• Data records for software interfaces:
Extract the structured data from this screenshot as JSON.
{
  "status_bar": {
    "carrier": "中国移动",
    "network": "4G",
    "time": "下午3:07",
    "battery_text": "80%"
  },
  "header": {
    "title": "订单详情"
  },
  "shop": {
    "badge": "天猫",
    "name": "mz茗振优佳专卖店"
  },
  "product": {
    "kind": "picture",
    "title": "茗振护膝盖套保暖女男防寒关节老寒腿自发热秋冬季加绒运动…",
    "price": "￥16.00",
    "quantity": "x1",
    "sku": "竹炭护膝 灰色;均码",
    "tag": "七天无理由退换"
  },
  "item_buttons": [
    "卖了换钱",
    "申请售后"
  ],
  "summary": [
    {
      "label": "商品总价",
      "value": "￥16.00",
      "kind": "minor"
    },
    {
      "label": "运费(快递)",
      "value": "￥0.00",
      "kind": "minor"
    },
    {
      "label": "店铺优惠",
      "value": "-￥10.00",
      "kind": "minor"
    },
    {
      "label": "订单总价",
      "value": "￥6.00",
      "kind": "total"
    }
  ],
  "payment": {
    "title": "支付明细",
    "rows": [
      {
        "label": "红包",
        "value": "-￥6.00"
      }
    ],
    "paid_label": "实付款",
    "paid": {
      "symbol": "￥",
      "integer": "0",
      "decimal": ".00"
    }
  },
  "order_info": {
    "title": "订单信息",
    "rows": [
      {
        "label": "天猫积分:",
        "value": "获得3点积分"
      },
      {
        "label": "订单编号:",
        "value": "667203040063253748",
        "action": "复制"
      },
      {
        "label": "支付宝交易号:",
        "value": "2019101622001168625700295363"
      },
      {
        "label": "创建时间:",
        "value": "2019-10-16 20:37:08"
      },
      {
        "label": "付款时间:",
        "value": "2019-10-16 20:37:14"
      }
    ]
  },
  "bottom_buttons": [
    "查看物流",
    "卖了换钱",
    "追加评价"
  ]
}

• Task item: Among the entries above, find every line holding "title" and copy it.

• Reply to the task:
    "title": "订单详情"
    "title": "茗振护膝盖套保暖女男防寒关节老寒腿自发热秋冬季加绒运动…",
    "title": "支付明细",
    "title": "订单信息",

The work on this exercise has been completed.